**Problem to solve**
Each line of the records below that holds "долг" should be returned.

Data under study START

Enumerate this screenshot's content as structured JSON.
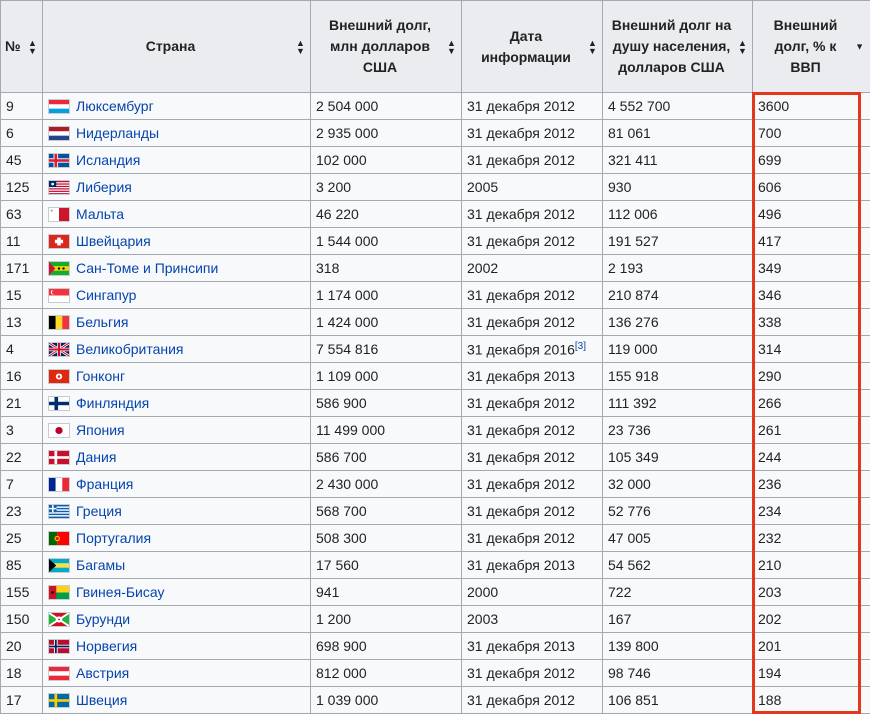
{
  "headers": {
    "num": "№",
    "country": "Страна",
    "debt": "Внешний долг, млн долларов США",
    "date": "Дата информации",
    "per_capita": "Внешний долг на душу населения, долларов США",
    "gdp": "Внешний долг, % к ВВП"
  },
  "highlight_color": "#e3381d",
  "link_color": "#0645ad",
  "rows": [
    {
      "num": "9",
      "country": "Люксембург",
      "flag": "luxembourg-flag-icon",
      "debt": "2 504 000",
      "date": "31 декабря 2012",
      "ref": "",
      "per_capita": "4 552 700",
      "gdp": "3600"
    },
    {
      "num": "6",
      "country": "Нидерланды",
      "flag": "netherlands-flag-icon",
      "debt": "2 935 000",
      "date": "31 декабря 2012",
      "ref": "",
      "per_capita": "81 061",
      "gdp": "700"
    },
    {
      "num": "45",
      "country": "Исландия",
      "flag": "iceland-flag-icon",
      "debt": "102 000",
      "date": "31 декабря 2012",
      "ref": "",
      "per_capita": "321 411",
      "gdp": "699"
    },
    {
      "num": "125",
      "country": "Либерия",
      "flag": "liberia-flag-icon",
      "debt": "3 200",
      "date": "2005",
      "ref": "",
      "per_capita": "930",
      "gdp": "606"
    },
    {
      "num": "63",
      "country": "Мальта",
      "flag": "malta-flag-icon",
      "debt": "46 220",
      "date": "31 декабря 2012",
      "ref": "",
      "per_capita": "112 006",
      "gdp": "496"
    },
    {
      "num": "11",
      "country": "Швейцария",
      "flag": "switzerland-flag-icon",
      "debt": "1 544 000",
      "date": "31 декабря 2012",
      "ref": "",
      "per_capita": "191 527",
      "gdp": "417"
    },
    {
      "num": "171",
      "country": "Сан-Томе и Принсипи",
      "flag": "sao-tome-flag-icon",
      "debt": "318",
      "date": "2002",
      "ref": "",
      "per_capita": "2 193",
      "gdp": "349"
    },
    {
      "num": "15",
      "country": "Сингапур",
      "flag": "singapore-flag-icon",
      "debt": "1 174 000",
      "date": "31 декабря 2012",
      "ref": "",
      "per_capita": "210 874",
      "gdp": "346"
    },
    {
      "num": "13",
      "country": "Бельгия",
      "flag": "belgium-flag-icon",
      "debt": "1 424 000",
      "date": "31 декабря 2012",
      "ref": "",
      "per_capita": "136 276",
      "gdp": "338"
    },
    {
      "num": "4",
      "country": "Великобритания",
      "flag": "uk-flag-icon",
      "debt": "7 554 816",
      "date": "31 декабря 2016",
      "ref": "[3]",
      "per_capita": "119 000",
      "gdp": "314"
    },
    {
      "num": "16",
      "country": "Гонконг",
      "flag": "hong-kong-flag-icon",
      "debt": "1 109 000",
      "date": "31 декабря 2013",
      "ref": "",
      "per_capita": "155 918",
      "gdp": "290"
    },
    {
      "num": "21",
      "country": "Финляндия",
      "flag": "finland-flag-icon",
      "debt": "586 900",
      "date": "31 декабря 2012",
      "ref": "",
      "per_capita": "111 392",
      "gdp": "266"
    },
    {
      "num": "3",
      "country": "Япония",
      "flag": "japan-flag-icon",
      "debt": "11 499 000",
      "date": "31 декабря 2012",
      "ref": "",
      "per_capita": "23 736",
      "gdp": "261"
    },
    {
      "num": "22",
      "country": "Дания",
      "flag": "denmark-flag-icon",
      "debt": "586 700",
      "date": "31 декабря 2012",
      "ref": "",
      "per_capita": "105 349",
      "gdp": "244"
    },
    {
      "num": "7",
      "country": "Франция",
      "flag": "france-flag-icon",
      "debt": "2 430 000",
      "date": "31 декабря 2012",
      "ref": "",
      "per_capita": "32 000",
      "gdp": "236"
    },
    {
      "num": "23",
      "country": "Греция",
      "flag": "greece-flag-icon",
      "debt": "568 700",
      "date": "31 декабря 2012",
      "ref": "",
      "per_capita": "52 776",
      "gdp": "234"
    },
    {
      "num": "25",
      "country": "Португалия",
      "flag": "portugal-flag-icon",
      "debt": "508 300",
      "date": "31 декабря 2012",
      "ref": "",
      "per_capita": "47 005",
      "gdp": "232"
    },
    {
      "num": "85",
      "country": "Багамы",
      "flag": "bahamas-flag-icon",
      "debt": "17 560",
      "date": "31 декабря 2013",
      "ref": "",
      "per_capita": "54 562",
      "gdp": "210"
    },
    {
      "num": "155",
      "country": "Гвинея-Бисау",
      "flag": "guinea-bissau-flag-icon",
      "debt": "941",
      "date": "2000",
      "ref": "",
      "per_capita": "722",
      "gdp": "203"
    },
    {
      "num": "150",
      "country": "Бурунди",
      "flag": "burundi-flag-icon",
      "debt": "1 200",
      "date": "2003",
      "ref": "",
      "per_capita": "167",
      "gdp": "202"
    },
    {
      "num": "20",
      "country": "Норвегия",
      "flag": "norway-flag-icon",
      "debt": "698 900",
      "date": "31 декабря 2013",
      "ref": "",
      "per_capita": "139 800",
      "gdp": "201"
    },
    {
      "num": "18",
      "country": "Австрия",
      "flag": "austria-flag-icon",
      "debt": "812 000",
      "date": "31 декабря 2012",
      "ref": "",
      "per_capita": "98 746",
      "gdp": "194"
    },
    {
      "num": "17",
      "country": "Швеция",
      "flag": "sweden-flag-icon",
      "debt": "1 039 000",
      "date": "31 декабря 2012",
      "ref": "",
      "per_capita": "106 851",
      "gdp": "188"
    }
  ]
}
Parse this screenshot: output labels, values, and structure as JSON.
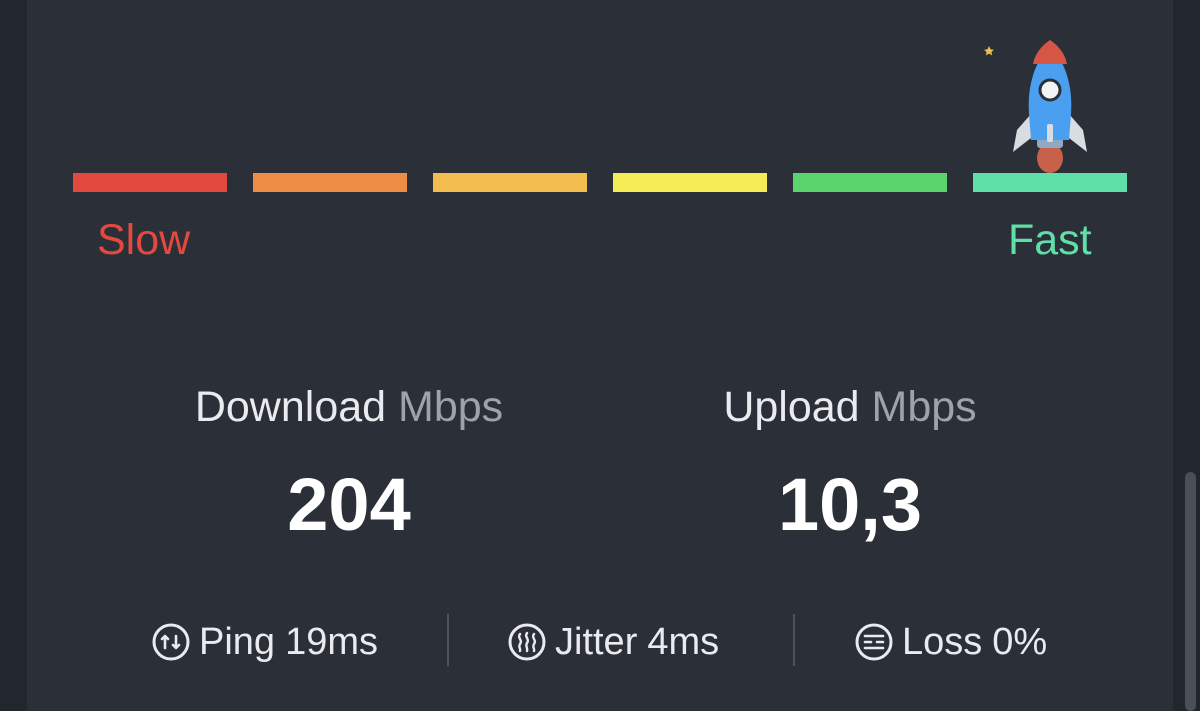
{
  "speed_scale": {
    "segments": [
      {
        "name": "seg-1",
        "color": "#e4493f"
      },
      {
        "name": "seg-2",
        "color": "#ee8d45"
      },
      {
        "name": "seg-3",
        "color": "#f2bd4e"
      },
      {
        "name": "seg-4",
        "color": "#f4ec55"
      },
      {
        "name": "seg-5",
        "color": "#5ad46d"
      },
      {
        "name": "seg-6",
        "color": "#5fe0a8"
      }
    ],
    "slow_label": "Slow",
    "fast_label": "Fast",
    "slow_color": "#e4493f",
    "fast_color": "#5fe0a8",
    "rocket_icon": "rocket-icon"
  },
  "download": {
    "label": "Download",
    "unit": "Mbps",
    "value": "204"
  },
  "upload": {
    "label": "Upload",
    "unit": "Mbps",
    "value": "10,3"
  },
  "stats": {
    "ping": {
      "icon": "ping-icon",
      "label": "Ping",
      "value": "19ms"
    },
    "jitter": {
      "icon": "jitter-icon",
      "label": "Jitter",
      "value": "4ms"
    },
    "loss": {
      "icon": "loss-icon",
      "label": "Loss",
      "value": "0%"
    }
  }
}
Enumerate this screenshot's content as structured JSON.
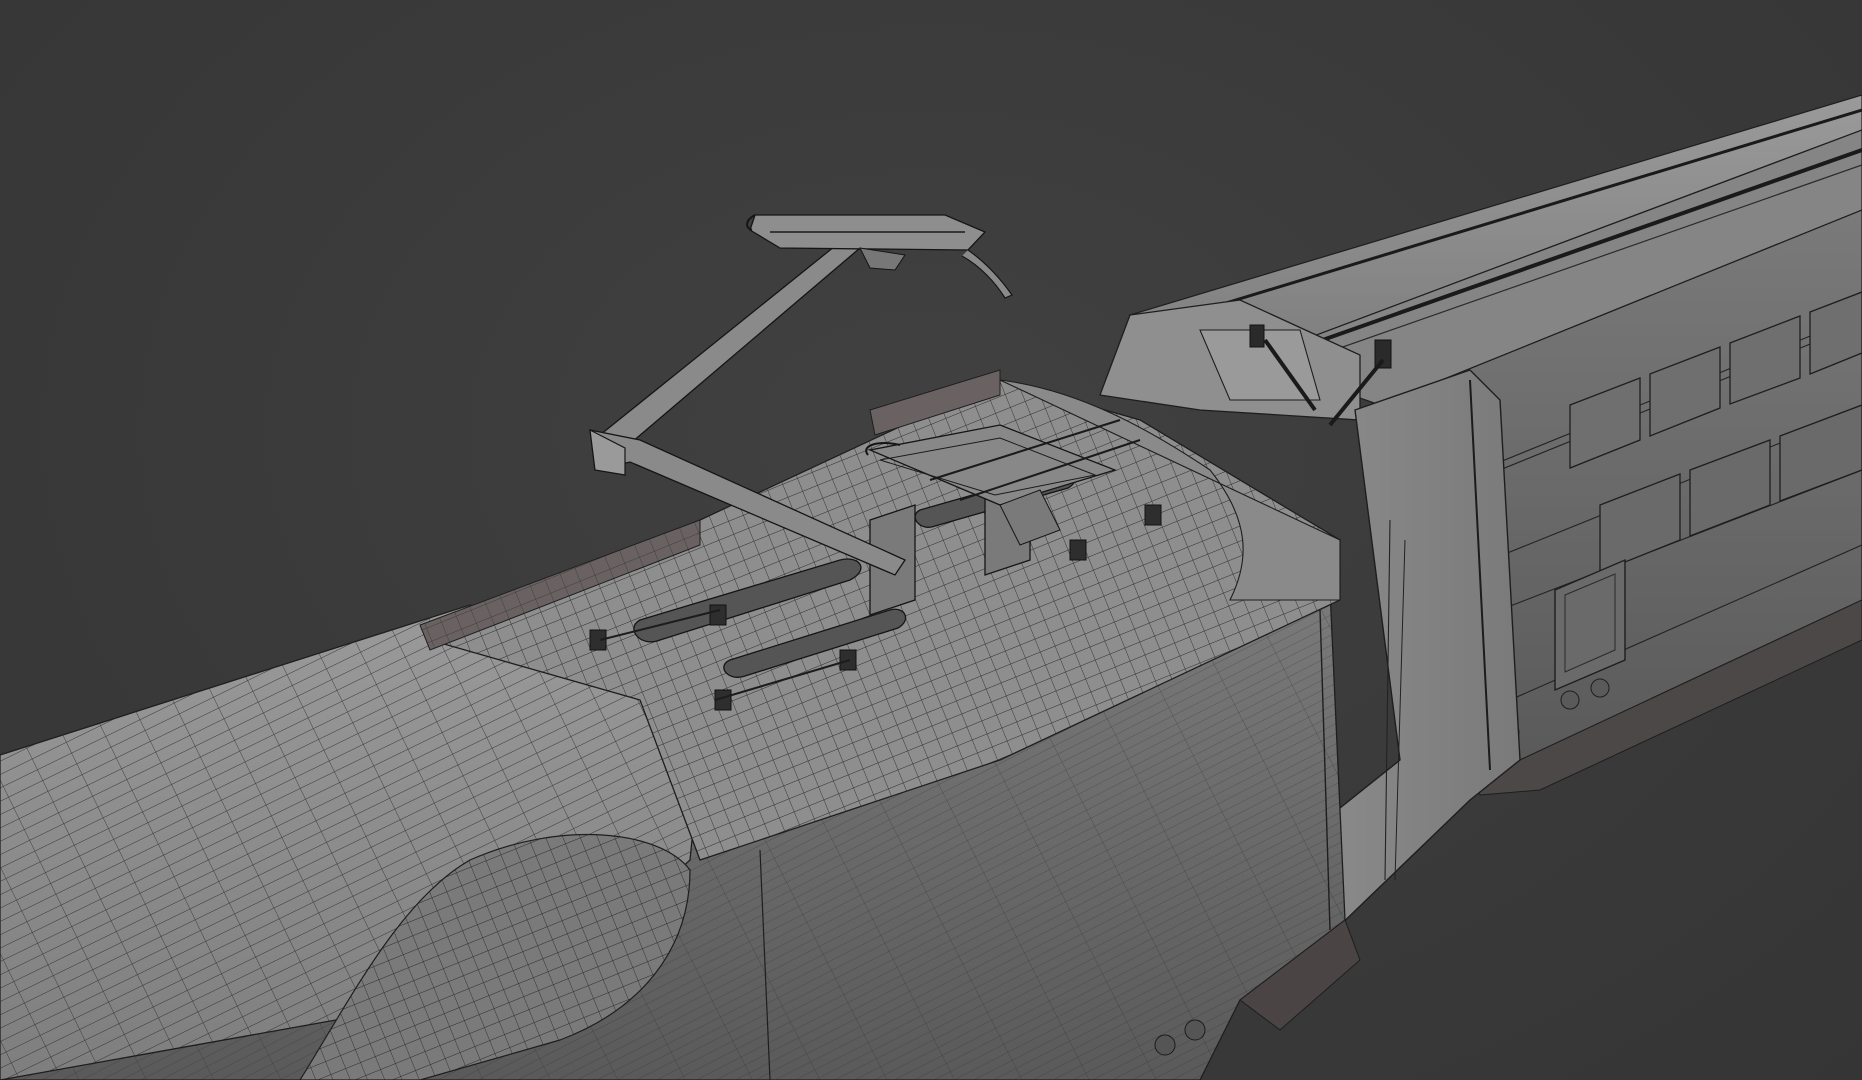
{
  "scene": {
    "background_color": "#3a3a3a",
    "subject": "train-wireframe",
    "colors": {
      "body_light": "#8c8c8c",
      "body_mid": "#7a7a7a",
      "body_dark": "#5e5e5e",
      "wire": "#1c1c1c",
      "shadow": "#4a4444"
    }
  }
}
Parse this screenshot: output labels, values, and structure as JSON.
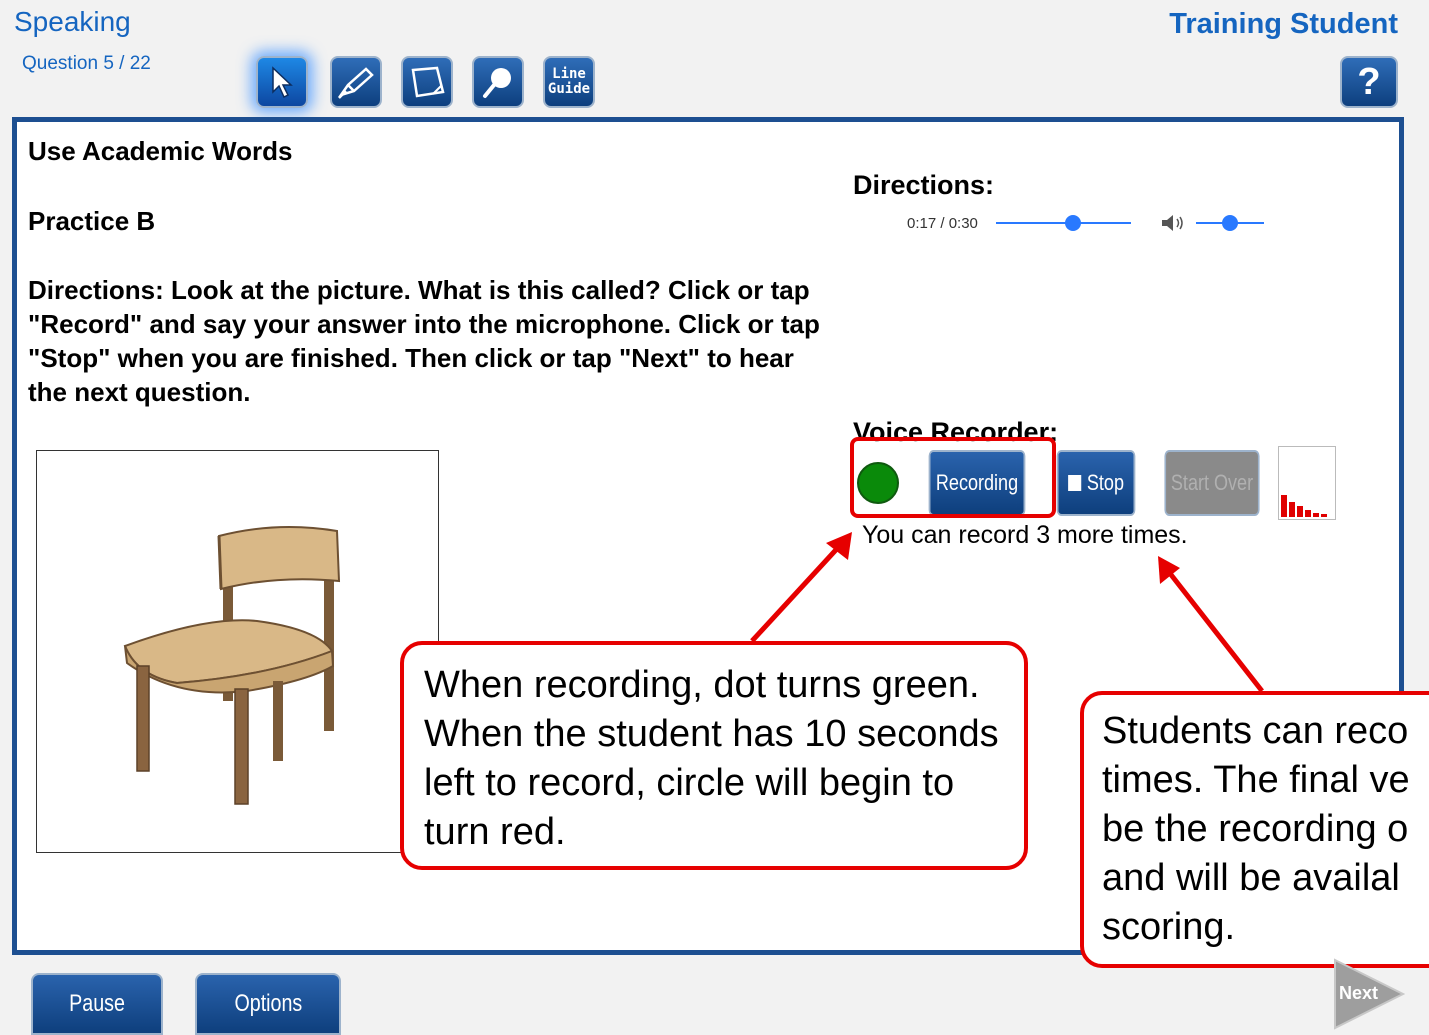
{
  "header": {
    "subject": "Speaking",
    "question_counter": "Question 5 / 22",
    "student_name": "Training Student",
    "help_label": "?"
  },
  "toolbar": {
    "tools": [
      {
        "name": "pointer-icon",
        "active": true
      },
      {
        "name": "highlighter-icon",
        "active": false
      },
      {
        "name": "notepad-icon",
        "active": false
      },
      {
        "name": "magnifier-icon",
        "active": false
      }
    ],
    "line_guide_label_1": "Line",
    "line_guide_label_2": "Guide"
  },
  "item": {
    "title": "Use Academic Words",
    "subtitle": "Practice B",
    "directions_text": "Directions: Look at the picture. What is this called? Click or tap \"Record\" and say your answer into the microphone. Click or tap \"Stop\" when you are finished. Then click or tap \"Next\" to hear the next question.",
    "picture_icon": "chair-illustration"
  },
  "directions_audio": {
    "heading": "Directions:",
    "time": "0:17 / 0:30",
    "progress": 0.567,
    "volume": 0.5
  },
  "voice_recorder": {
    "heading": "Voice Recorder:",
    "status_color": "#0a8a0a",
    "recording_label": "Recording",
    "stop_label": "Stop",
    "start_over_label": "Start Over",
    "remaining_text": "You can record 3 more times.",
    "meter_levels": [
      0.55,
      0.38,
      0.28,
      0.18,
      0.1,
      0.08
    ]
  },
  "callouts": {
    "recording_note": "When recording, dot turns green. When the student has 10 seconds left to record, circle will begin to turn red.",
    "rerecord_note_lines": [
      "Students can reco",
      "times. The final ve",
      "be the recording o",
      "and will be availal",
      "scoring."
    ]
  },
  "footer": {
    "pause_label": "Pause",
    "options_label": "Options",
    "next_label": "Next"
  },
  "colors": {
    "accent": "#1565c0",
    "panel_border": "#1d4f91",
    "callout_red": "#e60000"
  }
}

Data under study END

**Written response**
    "debt": "Внешний долг, млн долларов США",
    "per_capita": "Внешний долг на душу населения, долларов США",
    "gdp": "Внешний долг, % к ВВП"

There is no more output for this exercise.